from the Rosie’s Riveting Recipes historic cookbook
I grew up eating homemade biscuits. Biscuits and gravy was a Sunday morning breakfast staple when I was a kid. I’d wander into the kitchen, and there was Mom, or Dad, throwing some flour and shortening into a bowl, and rolling out the biscuit dough. Sometimes they’d let me cut out the biscuits with a water glass. The whole family loved fresh, homemade biscuits, and I still love biscuits today. Either smothered in gravy, or with hot, melted butter.
This historic biscuit recipe, however, is a little different than the biscuits my family baked. These biscuits are unique and quite tasty. I would call them a cross between a biscuit and a muffin. The dough has the consistency of muffin dough, but it isn’t sweet like a muffin. I also like the subtle peanut butter flavor. It’s a nice complement to bacon and eggs, and tastes great with butter and honey.
1 1/2 cups enriched all purpose flour
1/2 teaspoon salt
2 1/2 teaspoons baking powder
1/2 cups oats
1 tablespoon sugar
2 tablespoons margarine*
3 tablespoons peanut butter
1 cup milk
Sift and measure flour. Resift with salt and baking powder. Stir in oats and sugar. Cut in margarine and peanut butter and add milk. Mix very lightly. Fill well-greased muffin pans 1/2 full. Brush tops with milk. Bake at 450• F for 20-25 minutes. Yield: 12 biscuits.
butter or shortening may be used instead of margarine
About the Rosie’s Riveting Recipes Cookbook
Imagine the government telling you how much meat or chicken you could buy, or how much sugar or flour you could have. Strange as it may seem, at one time it actually happened. During WWII, the United States government devised a food rationing program to help insure that every family would have enough to eat. Rosie’s Riveting Recipes gives a glimpse into life on the WWII home front. A cookbook and a history lesson in one with more than 180 economical, back-to-basics World War 2 ration recipes with short tales of life on the American home front interspersed throughout.
This classic dessert from the pages of the Rosie’s Riveting Recipes historic cookbook is one that many of your grandmothers may have made. I tried it, and it’s delicious. What I really like about many of these historic dessert recipes is that they’re sweet, but not sugar-laden.

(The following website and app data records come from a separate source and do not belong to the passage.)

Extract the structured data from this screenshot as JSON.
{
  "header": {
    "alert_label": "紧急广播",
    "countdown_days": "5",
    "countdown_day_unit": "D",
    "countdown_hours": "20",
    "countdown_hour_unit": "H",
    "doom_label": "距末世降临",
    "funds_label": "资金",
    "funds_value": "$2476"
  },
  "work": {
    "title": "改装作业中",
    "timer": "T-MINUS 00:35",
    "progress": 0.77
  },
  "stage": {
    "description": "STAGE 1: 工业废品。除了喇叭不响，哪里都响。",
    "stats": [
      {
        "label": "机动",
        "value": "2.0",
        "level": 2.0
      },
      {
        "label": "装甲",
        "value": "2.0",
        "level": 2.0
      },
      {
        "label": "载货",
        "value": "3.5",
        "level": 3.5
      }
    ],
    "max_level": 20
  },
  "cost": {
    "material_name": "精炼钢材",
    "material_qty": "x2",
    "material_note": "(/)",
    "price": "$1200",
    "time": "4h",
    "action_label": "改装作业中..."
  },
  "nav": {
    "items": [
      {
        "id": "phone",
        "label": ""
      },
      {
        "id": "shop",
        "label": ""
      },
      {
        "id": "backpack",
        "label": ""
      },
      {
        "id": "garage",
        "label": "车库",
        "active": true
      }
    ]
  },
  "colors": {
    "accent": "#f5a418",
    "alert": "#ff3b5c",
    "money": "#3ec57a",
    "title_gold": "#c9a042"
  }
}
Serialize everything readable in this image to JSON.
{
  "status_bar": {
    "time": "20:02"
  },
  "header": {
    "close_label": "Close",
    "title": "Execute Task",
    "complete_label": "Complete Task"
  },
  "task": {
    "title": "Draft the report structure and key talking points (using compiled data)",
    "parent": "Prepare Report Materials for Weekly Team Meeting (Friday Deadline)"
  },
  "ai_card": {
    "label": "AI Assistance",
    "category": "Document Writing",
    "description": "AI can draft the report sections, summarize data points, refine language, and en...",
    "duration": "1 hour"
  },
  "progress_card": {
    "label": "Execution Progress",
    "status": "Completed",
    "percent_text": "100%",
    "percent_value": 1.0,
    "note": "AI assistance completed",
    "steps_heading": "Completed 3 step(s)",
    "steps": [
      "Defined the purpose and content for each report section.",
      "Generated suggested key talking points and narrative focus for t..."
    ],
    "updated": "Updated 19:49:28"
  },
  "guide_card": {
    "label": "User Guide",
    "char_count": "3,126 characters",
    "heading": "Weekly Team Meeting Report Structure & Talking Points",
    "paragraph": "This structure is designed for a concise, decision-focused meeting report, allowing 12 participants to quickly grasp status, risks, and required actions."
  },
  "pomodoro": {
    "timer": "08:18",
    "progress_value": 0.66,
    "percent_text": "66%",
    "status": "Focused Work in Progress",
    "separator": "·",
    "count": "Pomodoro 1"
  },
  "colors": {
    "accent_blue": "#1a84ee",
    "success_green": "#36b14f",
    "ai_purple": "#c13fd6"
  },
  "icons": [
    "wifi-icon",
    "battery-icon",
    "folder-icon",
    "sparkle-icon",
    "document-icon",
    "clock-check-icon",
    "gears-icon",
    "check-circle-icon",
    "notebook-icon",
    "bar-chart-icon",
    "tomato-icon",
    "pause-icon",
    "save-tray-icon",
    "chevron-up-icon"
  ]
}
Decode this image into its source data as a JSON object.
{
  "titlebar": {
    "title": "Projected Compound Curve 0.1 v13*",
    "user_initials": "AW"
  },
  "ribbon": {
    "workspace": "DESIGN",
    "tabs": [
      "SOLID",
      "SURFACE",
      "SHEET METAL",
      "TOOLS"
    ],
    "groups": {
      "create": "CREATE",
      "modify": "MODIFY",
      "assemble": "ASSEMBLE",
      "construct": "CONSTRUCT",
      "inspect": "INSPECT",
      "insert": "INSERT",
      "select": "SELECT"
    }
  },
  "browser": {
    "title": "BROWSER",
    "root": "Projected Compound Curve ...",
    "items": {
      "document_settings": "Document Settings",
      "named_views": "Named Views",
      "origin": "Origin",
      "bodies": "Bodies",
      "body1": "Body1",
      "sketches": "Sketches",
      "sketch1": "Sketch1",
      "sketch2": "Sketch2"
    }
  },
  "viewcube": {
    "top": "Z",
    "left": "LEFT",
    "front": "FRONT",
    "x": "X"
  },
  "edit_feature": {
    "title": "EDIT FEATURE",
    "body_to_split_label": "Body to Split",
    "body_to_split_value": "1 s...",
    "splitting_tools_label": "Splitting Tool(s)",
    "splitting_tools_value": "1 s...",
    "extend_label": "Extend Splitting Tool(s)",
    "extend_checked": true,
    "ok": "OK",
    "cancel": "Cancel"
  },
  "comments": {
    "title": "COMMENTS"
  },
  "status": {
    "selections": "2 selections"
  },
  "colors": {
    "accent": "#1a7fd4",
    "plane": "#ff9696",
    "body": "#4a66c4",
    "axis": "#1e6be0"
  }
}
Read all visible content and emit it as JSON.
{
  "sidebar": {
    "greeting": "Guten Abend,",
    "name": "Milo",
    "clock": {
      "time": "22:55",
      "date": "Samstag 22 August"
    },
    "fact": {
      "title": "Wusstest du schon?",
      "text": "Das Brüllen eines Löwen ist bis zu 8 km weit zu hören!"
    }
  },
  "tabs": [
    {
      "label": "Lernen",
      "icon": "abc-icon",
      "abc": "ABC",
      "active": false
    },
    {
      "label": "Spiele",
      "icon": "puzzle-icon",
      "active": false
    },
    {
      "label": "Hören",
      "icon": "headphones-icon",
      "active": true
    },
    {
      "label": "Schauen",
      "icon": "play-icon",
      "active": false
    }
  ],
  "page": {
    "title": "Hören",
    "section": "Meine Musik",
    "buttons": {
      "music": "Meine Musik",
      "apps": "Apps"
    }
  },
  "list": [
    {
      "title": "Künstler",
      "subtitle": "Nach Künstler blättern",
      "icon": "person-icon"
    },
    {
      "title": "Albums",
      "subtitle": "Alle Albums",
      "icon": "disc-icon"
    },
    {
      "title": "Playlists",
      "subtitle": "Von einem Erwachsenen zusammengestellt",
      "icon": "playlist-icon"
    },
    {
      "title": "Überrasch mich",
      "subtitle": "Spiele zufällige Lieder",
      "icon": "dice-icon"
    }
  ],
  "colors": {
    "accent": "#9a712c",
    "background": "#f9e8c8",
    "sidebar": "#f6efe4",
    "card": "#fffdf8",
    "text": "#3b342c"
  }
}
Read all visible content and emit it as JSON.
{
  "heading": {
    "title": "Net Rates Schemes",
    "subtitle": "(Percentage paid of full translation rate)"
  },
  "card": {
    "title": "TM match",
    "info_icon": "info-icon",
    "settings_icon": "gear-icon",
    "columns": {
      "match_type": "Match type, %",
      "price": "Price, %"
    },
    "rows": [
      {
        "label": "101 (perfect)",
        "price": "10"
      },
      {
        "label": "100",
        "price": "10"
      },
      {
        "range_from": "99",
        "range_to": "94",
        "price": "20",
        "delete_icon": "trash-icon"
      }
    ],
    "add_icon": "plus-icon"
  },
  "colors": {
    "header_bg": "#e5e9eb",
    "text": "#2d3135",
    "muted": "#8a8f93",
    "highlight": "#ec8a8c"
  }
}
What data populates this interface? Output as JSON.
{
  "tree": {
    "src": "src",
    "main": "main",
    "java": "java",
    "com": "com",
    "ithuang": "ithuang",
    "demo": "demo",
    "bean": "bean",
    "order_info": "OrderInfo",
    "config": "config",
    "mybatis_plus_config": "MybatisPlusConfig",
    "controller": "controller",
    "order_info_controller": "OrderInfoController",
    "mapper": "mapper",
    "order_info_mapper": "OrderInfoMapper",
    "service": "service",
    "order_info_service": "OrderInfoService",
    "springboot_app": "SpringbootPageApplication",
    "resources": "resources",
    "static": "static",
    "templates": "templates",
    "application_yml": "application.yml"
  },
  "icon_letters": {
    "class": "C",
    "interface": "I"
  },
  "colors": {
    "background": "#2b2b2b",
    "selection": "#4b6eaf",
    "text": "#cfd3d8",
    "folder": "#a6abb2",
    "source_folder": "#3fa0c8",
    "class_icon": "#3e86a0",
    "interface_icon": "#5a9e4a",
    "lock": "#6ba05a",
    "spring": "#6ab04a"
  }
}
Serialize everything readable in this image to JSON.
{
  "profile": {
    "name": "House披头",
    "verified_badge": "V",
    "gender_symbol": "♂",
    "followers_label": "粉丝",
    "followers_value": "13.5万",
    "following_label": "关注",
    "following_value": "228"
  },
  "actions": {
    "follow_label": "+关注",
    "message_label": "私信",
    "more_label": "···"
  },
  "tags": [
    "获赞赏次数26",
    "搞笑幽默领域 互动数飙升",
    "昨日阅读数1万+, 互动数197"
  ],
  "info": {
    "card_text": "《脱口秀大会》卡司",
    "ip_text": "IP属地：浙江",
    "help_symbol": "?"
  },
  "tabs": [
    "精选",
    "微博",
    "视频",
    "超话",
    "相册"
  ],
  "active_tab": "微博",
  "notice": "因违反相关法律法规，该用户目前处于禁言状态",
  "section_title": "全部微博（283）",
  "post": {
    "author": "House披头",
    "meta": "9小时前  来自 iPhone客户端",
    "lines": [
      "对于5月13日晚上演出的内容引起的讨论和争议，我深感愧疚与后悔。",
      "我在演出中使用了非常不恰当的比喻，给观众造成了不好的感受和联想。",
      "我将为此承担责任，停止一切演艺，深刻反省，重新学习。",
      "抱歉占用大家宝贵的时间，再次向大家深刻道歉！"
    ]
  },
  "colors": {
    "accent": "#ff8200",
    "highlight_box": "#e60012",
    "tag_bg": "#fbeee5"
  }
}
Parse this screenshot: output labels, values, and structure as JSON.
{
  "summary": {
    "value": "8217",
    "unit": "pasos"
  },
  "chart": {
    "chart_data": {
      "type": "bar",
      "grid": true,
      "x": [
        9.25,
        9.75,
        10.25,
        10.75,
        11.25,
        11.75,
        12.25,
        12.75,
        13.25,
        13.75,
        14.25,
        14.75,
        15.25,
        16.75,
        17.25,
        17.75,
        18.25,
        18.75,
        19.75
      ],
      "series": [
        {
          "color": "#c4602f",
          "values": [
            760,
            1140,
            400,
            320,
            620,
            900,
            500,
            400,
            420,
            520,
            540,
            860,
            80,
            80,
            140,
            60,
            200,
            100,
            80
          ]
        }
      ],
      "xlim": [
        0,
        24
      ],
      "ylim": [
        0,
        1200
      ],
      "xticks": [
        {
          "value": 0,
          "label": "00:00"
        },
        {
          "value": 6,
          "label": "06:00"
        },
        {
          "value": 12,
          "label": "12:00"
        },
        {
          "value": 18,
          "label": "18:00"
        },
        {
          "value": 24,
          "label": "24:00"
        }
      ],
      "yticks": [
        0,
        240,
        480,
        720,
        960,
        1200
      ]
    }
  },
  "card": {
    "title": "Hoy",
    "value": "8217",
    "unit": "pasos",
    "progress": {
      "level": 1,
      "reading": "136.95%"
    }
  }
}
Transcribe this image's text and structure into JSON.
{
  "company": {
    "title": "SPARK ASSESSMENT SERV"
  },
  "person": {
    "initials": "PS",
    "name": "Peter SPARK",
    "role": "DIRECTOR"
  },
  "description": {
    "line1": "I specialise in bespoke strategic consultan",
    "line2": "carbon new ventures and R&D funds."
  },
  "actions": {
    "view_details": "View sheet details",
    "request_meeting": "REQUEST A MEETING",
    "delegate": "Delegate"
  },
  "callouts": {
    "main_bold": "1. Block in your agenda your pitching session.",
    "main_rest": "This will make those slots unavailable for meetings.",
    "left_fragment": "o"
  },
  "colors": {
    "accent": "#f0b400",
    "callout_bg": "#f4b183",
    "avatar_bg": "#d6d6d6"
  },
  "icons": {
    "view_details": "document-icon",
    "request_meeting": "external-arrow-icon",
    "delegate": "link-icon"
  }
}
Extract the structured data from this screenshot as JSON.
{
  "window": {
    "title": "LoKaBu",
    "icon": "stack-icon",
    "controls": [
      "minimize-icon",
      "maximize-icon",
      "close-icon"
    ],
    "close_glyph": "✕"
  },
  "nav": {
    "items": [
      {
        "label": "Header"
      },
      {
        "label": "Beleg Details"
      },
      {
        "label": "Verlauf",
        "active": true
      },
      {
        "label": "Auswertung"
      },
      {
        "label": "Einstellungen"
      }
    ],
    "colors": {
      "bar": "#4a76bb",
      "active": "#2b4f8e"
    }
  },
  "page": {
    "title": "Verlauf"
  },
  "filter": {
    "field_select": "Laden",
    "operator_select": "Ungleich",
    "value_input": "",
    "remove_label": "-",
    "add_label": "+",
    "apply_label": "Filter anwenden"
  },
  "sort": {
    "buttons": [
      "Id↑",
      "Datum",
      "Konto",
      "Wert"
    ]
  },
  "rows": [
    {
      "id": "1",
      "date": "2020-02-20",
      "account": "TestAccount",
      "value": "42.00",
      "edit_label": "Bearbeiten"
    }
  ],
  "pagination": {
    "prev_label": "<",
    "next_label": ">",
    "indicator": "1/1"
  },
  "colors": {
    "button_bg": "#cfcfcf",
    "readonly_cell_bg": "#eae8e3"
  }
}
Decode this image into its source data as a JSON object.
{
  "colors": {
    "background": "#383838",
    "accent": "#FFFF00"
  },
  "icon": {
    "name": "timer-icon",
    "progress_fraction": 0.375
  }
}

REFRIGERATOR BREAD PUDDING
1 envelope plain gelatin
2 cups milk
1/2 cup light or dark corn syrup or 1/3 cup sugar
1/4 teaspoon salt
4 slices white bread (2 1/2 cups cubed)
2 eggs, slightly beaten
1 teaspoon vanilla
nutmeg, if desired
Soften gelatin in 1/4 cup cold milk. Scald remaining milk with corn syrup (or sugar) and salt in double boiler. Add gelatin and stir until dissolved. Remove crusts and cut slices of bread into cubes. Pour hot milk slowly over beaten eggs, stirring constantly. Return to double boiler. Add bread cubes and cook until custard consistency, stirring constantly. Remove from heat. Add vanilla and beat with rotary beater until frothy. Turn into one large (or individual molds) that have been rinsed in cold water first. Chill. When firm, un-mold and serve with cream or any sauce. Sprinkle with nutmeg.
Modern adaptation: Be careful not boil the milk. The beaten eggs can be slowly added to the milk mixture in the double boiler, stirring constantly as directed in the original recipe, until they are well blended. To give the pudding a bolder flavor add 1/4 teaspoon ginger, 1/4 teaspoon cinnamon, and 1/4 nutmeg with the vanilla. The pudding can also be poured into ramekins and served with whipped cream, cinnamon, or nutmeg on top, as suggested in the original historic recipe.
There’s nothing quite like the taste of fresh baked cornbread made from scratch. This recipe came from a friend’s mother’s recipe box, and no doubt lots of other mothers and grandmothers used the same, or a similar recipe. It’s the perfect side for homemade soups, such as Split Pea Soup, for the Rosie’s Riveting Recipes historic cookbook, and my own Chili con Carne recipe.
1 cup yellow cornmeal
1 cup sifted flour
2 teaspoons baking powder
1 teaspoon salt
1/3 cup soft shortening
1 cup milk
Sift dry ingredients together into a mixing bowl. Cut in shortening until well blended. Beat milk and egg together in a small mixing bowl and mix with dry ingredients until just blended. Pour into a well-greased 8 x 8 inch baking pan. Bake in a hot (400• F) oven for 25 minutes or until done.
For a sweeter cornbread sift 1/4 cup sugar with the dry ingredients, and cut shortening to 1/4 cup. This batter is also good for baking corn muffins or corn sticks.
For more information about the Rosie’s Riveting Recipes historic cookbook please click here for a free preview.